### TASK OBJECTIVE
Print all entries precisely as they are written.

===

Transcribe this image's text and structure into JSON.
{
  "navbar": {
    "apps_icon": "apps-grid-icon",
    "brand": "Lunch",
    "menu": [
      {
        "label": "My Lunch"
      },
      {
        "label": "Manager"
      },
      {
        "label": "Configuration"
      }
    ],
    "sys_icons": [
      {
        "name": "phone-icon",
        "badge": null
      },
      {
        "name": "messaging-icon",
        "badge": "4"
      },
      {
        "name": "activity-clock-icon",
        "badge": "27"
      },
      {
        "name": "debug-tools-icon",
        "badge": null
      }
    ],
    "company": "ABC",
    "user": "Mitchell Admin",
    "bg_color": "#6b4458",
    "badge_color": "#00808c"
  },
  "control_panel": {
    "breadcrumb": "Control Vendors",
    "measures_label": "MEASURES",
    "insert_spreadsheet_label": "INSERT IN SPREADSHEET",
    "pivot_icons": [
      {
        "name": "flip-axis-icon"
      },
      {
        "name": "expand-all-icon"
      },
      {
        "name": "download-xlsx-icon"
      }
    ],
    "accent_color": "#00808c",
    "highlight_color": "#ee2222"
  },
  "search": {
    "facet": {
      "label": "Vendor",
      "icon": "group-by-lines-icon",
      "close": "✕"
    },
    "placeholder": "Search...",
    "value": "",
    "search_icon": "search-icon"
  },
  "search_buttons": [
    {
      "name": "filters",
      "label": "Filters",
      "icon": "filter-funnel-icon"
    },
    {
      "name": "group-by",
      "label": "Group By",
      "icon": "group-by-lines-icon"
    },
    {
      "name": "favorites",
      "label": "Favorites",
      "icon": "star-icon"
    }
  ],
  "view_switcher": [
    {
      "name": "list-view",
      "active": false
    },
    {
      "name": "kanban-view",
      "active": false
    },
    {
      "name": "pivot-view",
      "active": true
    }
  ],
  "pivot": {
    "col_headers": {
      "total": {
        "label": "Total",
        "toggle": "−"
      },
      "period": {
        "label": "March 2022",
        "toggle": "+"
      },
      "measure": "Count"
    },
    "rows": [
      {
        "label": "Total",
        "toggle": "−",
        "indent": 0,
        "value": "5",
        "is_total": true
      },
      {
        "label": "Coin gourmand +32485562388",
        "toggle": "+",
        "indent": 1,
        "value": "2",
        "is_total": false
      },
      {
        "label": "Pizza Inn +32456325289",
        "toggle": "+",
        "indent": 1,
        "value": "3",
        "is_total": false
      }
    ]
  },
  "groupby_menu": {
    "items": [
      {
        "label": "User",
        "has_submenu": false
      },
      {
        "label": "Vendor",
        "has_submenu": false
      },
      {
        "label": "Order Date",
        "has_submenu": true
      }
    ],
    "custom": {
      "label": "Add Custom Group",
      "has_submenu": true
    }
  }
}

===

### RESPONSE TO THIS TASK
Transcribe this image's text and structure into JSON.
{
  "navbar": {
    "apps_icon": "apps-grid-icon",
    "brand": "Lunch",
    "menu": [
      {
        "label": "My Lunch"
      },
      {
        "label": "Manager"
      },
      {
        "label": "Configuration"
      }
    ],
    "sys_icons": [
      {
        "name": "phone-icon",
        "badge": null
      },
      {
        "name": "messaging-icon",
        "badge": "4"
      },
      {
        "name": "activity-clock-icon",
        "badge": "27"
      },
      {
        "name": "debug-tools-icon",
        "badge": null
      }
    ],
    "company": "ABC",
    "user": "Mitchell Admin",
    "bg_color": "#6b4458",
    "badge_color": "#00808c"
  },
  "control_panel": {
    "breadcrumb": "Control Vendors",
    "measures_label": "MEASURES",
    "insert_spreadsheet_label": "INSERT IN SPREADSHEET",
    "pivot_icons": [
      {
        "name": "flip-axis-icon"
      },
      {
        "name": "expand-all-icon"
      },
      {
        "name": "download-xlsx-icon"
      }
    ],
    "accent_color": "#00808c",
    "highlight_color": "#ee2222"
  },
  "search": {
    "facet": {
      "label": "Vendor",
      "icon": "group-by-lines-icon",
      "close": "✕"
    },
    "placeholder": "Search...",
    "value": "",
    "search_icon": "search-icon"
  },
  "search_buttons": [
    {
      "name": "filters",
      "label": "Filters",
      "icon": "filter-funnel-icon"
    },
    {
      "name": "group-by",
      "label": "Group By",
      "icon": "group-by-lines-icon"
    },
    {
      "name": "favorites",
      "label": "Favorites",
      "icon": "star-icon"
    }
  ],
  "view_switcher": [
    {
      "name": "list-view",
      "active": false
    },
    {
      "name": "kanban-view",
      "active": false
    },
    {
      "name": "pivot-view",
      "active": true
    }
  ],
  "pivot": {
    "col_headers": {
      "total": {
        "label": "Total",
        "toggle": "−"
      },
      "period": {
        "label": "March 2022",
        "toggle": "+"
      },
      "measure": "Count"
    },
    "rows": [
      {
        "label": "Total",
        "toggle": "−",
        "indent": 0,
        "value": "5",
        "is_total": true
      },
      {
        "label": "Coin gourmand +32485562388",
        "toggle": "+",
        "indent": 1,
        "value": "2",
        "is_total": false
      },
      {
        "label": "Pizza Inn +32456325289",
        "toggle": "+",
        "indent": 1,
        "value": "3",
        "is_total": false
      }
    ]
  },
  "groupby_menu": {
    "items": [
      {
        "label": "User",
        "has_submenu": false
      },
      {
        "label": "Vendor",
        "has_submenu": false
      },
      {
        "label": "Order Date",
        "has_submenu": true
      }
    ],
    "custom": {
      "label": "Add Custom Group",
      "has_submenu": true
    }
  }
}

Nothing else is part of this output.